▸ INSTRUCTIONS FOR THE TASK: The output should be every line below that includes the word "Windows".

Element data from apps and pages
BEGIN

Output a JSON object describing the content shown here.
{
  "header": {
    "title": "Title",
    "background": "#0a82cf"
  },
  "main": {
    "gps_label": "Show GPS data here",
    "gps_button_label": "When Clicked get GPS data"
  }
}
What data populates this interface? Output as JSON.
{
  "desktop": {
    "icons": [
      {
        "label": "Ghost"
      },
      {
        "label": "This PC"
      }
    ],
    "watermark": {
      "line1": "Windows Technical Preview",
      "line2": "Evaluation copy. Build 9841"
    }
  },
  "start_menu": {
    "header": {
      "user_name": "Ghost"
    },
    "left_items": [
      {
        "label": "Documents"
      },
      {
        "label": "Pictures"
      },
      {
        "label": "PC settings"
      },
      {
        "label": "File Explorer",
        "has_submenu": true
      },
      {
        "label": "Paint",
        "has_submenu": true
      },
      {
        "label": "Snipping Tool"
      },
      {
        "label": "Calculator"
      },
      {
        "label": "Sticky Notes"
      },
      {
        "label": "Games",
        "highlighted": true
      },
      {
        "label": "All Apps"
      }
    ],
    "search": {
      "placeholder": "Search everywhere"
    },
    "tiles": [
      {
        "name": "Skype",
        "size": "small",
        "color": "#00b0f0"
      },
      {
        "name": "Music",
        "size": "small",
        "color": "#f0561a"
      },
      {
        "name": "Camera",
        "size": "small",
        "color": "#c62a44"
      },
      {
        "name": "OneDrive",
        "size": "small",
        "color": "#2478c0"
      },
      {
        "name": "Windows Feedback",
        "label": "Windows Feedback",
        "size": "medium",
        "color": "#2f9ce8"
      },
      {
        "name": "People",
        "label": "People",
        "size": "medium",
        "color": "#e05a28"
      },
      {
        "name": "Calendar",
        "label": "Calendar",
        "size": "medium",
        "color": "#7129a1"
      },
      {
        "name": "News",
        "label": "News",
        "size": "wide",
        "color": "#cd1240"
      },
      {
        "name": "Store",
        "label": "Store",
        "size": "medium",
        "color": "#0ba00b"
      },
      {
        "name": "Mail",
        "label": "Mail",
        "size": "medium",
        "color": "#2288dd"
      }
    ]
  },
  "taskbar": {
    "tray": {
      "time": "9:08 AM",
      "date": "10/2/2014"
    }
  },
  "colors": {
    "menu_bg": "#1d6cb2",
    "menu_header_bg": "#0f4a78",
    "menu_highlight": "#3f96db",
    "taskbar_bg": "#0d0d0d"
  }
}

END

▸ RESPONSE FOR THIS EXERCISE:
      "line1": "Windows Technical Preview",
        "name": "Windows Feedback",
        "label": "Windows Feedback",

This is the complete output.